If you're dealing with an infinite set of hashes (I'm not sure what that would look like, but hey), then of course you need to take into account the limitations of the pigeonhole principle when dealing with infinite sets - specifically, that it only applies if you have a set of pigeons of a larger cardinality than your set of holes. [0,1] and [0,10] have the same cardinality.
Well, the quotes you had to put there say it all. You might expect the answer to be "no" if you didn't understand how infinity works.
But in this case the output length might have to be constant? If that's the case, you are of course correct.
"CRC32 collisions: codding collides with gnu". At first I read "coding" and I was all "haha this must be an easter egg of the implementation".
If this is a thing you're going to use a lot, I'd probably just add a database column and give each record a random unique "public ID" -- then there is literally no connection between the public ID and the private one..
No, guy's looking for a hash table hash, not a cryptographic one. For a hash table you're looking for low collisions and high throughput (so your hash table is fast) first and foremost.
Sort of anyway.
You need some kind of random salt, too - it's not that hard to find a decent number of near-collisions even in cryptographic hashes. (E.g. if your hash table doubles in size whenever two keys end up in the same bucket, an attacker needs to spend O(2^n) operations to find two keys that agree in the first n bits, which will make you do O(2^n) operations and use O(2^n) memory.)
That absolutely isn't an intrinsic property of cryptographic hashes.
Also see: http://cyberarms.wordpress.com/2010/10/21/cracking-14-charac...
(low) hash speed is the whole point of PBKDF2, bcrypt or scrypt.
Talking about stretching our hash, though, sounds like some strange tasting taffy...
See this: http://net.tutsplus.com/tutorials/php/understanding-hash-fun...
to learn more about preventing brute-force attacks
No, I'll find that you've apparently stopped your education at hashing 101 and hashing speed is covered in hashing 102.
1. It's not an either-or situation, all three hashes I mentioned not only specifically include salts in their hashing interface but go as far as mandating a salt for brypt and scrypt (I don't believe PBKDF2 mandates one though it surely is recommended)
2. Salts don't protect much against brute-force attacks, their primary role is to protect against rainbow tables (dictionary attacks) in case the hashed data is leaked. They do add cost to brute-forcing a series of passwords (if salts are unique), but that cost is low compared to
3. Hash speed mitigates brute-forcing from both inside (leaked data) and outside (provide built-in rate-limiting, of course additional rate-limiting is still a good idea). Increasing the raw cost of computing the hash by multiple orders of magnitude and adding data dependencies within the hash (to prevent trivial parallelization) are very much vital against brute-force attacks.

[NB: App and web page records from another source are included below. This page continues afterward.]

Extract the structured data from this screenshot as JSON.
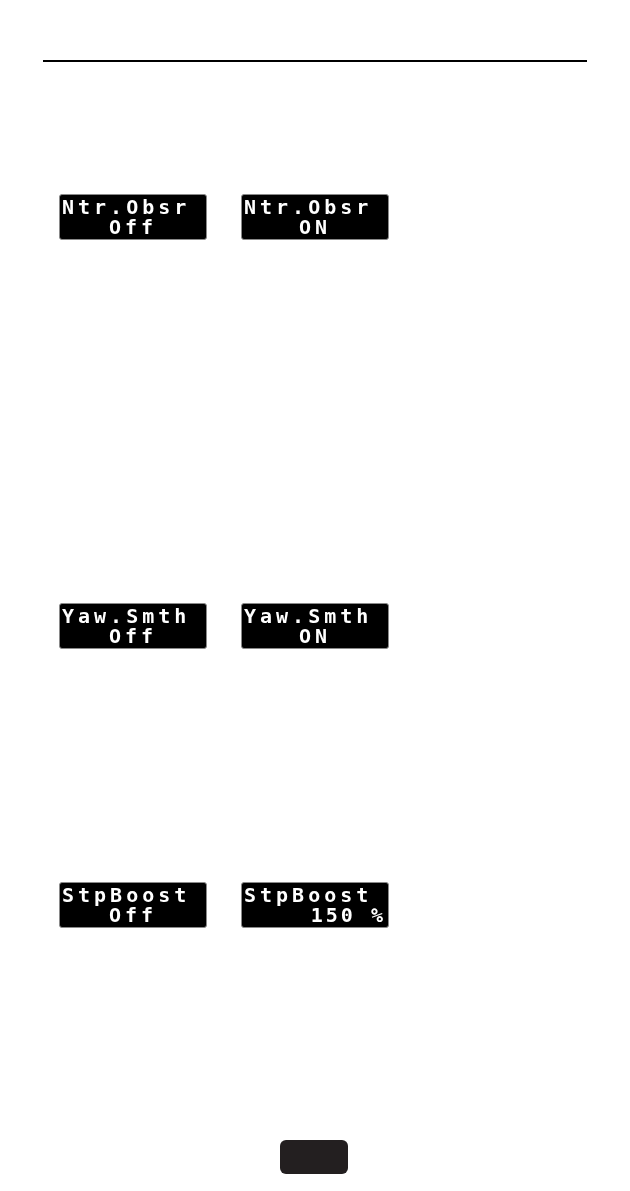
{
  "sections": [
    {
      "displays": [
        {
          "name": "Ntr.Obsr",
          "value": "Off"
        },
        {
          "name": "Ntr.Obsr",
          "value": "ON"
        }
      ]
    },
    {
      "displays": [
        {
          "name": "Yaw.Smth",
          "value": "Off"
        },
        {
          "name": "Yaw.Smth",
          "value": "ON"
        }
      ]
    },
    {
      "displays": [
        {
          "name": "StpBoost",
          "value": "Off"
        },
        {
          "name": "StpBoost",
          "value": "150 %"
        }
      ]
    }
  ]
}
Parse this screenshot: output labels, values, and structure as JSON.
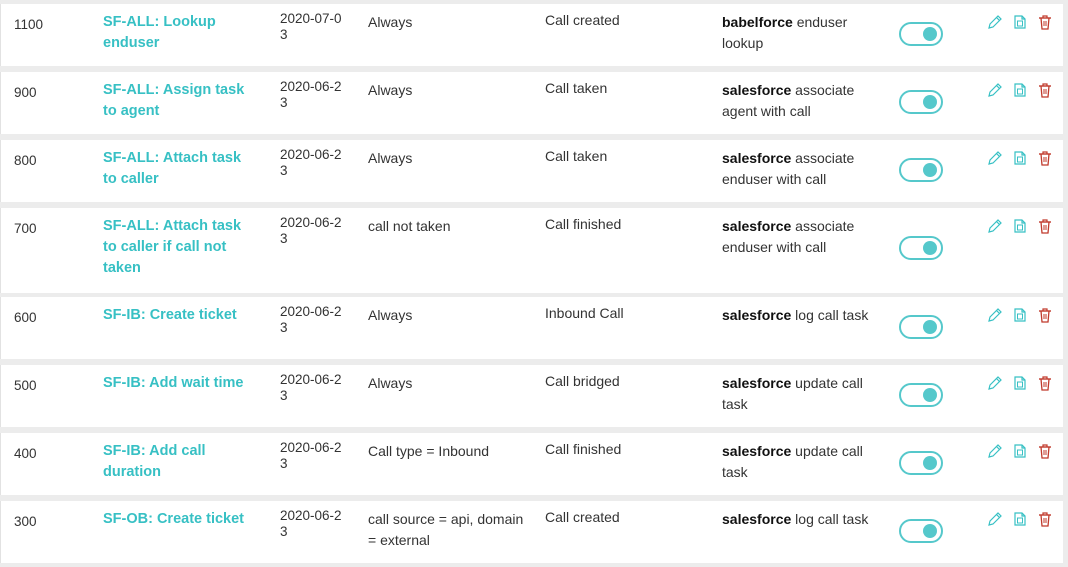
{
  "colors": {
    "accent": "#37c0c4",
    "toggle": "#55c8cb",
    "delete": "#c0392b",
    "edit": "#37c0c4",
    "copy": "#37c0c4"
  },
  "icons": {
    "edit": "pencil-icon",
    "copy": "copy-icon",
    "delete": "trash-icon"
  },
  "rows": [
    {
      "priority": "1100",
      "name": "SF-ALL: Lookup enduser",
      "date": "2020-07-03",
      "condition": "Always",
      "trigger": "Call created",
      "action_brand": "babelforce",
      "action_text": " enduser lookup",
      "enabled": true
    },
    {
      "priority": "900",
      "name": "SF-ALL: Assign task to agent",
      "date": "2020-06-23",
      "condition": "Always",
      "trigger": "Call taken",
      "action_brand": "salesforce",
      "action_text": " associate agent with call",
      "enabled": true
    },
    {
      "priority": "800",
      "name": "SF-ALL: Attach task to caller",
      "date": "2020-06-23",
      "condition": "Always",
      "trigger": "Call taken",
      "action_brand": "salesforce",
      "action_text": " associate enduser with call",
      "enabled": true
    },
    {
      "priority": "700",
      "name": "SF-ALL: Attach task to caller if call not taken",
      "date": "2020-06-23",
      "condition": "call not taken",
      "trigger": "Call finished",
      "action_brand": "salesforce",
      "action_text": " associate enduser with call",
      "enabled": true
    },
    {
      "priority": "600",
      "name": "SF-IB: Create ticket",
      "date": "2020-06-23",
      "condition": "Always",
      "trigger": "Inbound Call",
      "action_brand": "salesforce",
      "action_text": " log call task",
      "enabled": true
    },
    {
      "priority": "500",
      "name": "SF-IB: Add wait time",
      "date": "2020-06-23",
      "condition": "Always",
      "trigger": "Call bridged",
      "action_brand": "salesforce",
      "action_text": " update call task",
      "enabled": true
    },
    {
      "priority": "400",
      "name": "SF-IB: Add call duration",
      "date": "2020-06-23",
      "condition": "Call type = Inbound",
      "trigger": "Call finished",
      "action_brand": "salesforce",
      "action_text": " update call task",
      "enabled": true
    },
    {
      "priority": "300",
      "name": "SF-OB: Create ticket",
      "date": "2020-06-23",
      "condition": "call source = api, domain = external",
      "trigger": "Call created",
      "action_brand": "salesforce",
      "action_text": " log call task",
      "enabled": true
    }
  ]
}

4. You might have wanted to read your own bloody links, the first one specifically mentions hash speed to mitigate brute force attacks, and mentions salts only against rainbow tables; responses to the second one specifically note that salt mitigate rainbow table attacks but do not significantly mitigate brute force attacks especially on weak passwords.
You should be glad. You learned something important today.